Frank Skinner is well known for his quick wit and biting humour. Both appear in spades in his eponymous autobiography. It is hardly a traditional, chronological work. Instead Frank, (or to give him his childhood name, Chris Collins) takes an offbeat approach to the life story genre. It is an approach which, on the whole, works well. Here, the writer takes an intimately personal tack. Like the man in the pub with tales to tell, the story jumps from childhood to middle age, failed romances to huge successes, with little or no pause to explain or sign post. In the opening chapters this organisation can be confusing. From a lesser writer, it would have been a mistake. For Frank Skinner, whose ability to relate to an audience is everything, it is a clever device to draw the reader in. In fact, this on the hoof, deadline-looming, almost stand-up style of thinking on the feet (or indeed, the page) makes the reader a confidante.
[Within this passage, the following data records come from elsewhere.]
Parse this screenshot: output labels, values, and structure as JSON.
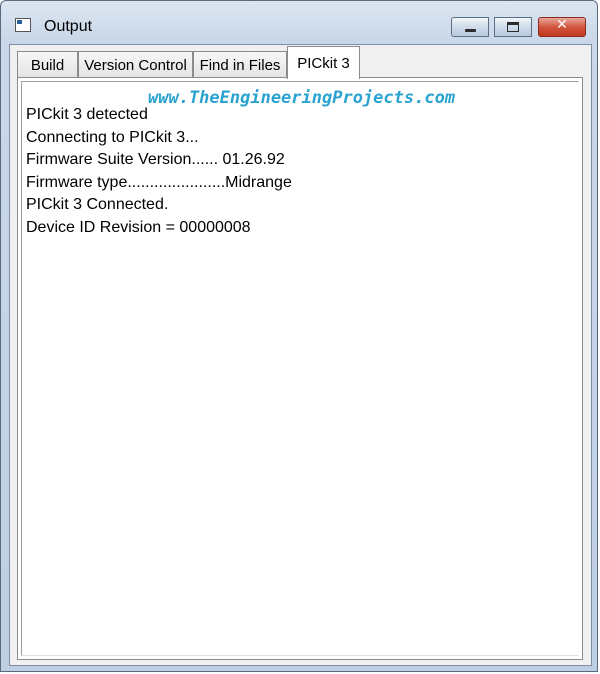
{
  "window": {
    "title": "Output",
    "icons": {
      "app": "app-window-icon",
      "minimize": "minimize-icon",
      "maximize": "maximize-icon",
      "close": "close-icon"
    },
    "close_glyph": "✕"
  },
  "tabs": [
    {
      "label": "Build",
      "active": false
    },
    {
      "label": "Version Control",
      "active": false
    },
    {
      "label": "Find in Files",
      "active": false
    },
    {
      "label": "PICkit 3",
      "active": true
    }
  ],
  "output": {
    "watermark": "www.TheEngineeringProjects.com",
    "lines": [
      "PICkit 3 detected",
      "Connecting to PICkit 3...",
      "Firmware Suite Version...... 01.26.92",
      "Firmware type......................Midrange",
      "PICkit 3 Connected.",
      "Device ID Revision = 00000008"
    ]
  },
  "colors": {
    "watermark": "#2aa3d0",
    "close_button": "#c1381f",
    "title_bar": "#c9d7e8"
  }
}
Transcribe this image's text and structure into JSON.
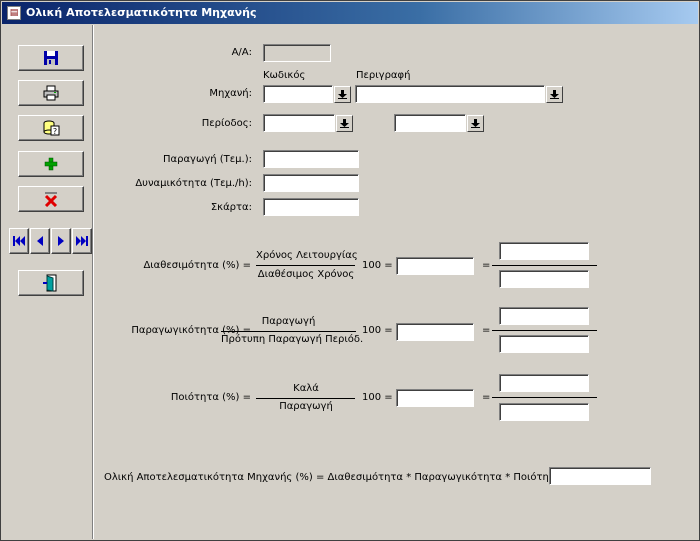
{
  "window": {
    "title": "Ολική Αποτελεσματικότητα Μηχανής",
    "icon": "app-form-icon"
  },
  "toolbar": {
    "buttons": [
      {
        "name": "save-button",
        "icon": "floppy-disk-icon"
      },
      {
        "name": "print-button",
        "icon": "printer-icon"
      },
      {
        "name": "query-button",
        "icon": "question-database-icon"
      },
      {
        "name": "add-button",
        "icon": "green-plus-icon"
      },
      {
        "name": "delete-button",
        "icon": "red-x-icon"
      },
      {
        "name": "exit-button",
        "icon": "exit-door-icon"
      }
    ],
    "nav": [
      "first-record-icon",
      "previous-record-icon",
      "next-record-icon",
      "last-record-icon"
    ]
  },
  "form": {
    "aa_label": "Α/Α:",
    "aa_value": "",
    "code_header": "Κωδικός",
    "desc_header": "Περιγραφή",
    "machine_label": "Μηχανή:",
    "machine_code": "",
    "machine_desc": "",
    "period_label": "Περίοδος:",
    "period_from": "",
    "period_to": "",
    "production_label": "Παραγωγή (Τεμ.):",
    "production_value": "",
    "capacity_label": "Δυναμικότητα (Τεμ./h):",
    "capacity_value": "",
    "scrap_label": "Σκάρτα:",
    "scrap_value": ""
  },
  "formulas": {
    "availability": {
      "label": "Διαθεσιμότητα (%) =",
      "numerator": "Χρόνος Λειτουργίας",
      "denominator": "Διαθέσιμος Χρόνος",
      "factor": "100 =",
      "equals": "="
    },
    "productivity": {
      "label": "Παραγωγικότητα (%) =",
      "numerator": "Παραγωγή",
      "denominator": "Πρότυπη Παραγωγή Περιόδ.",
      "factor": "100 =",
      "equals": "="
    },
    "quality": {
      "label": "Ποιότητα (%) =",
      "numerator": "Καλά",
      "denominator": "Παραγωγή",
      "factor": "100 =",
      "equals": "="
    },
    "oee": {
      "label": "Ολική Αποτελεσματικότητα Μηχανής (%) = Διαθεσιμότητα * Παραγωγικότητα * Ποιότητα =",
      "value": ""
    }
  },
  "colors": {
    "titlebar_start": "#0a246a",
    "titlebar_end": "#a6caf0",
    "face": "#d4d0c8"
  }
}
Frank chats and asks questions. Pages fly past amid a string of intriguing hook lines, such as "Johnny Cash made me an alcoholic"; "English literature changed my life"; "Zola Budd was my saviour and spiritual guide"; and "My first ever professional show was as Julian Clary¹s straight man (leave it)".
In reality, Frank Skinner's factual life isn't that remarkable, but the quality of the writing lifts it way above its competitors. Besides the history told comes the most interesting, insightful stuff, wrapped up in stylish telling; reasons and justifications, irrelevant asides and rhetorical questions, insecurities and studied nonchalance, plus a grey area where there are a of loads of swear words, darker thoughts, deep hatred of journalists from The Sun and of course the blackest of humour. --Helen Lamont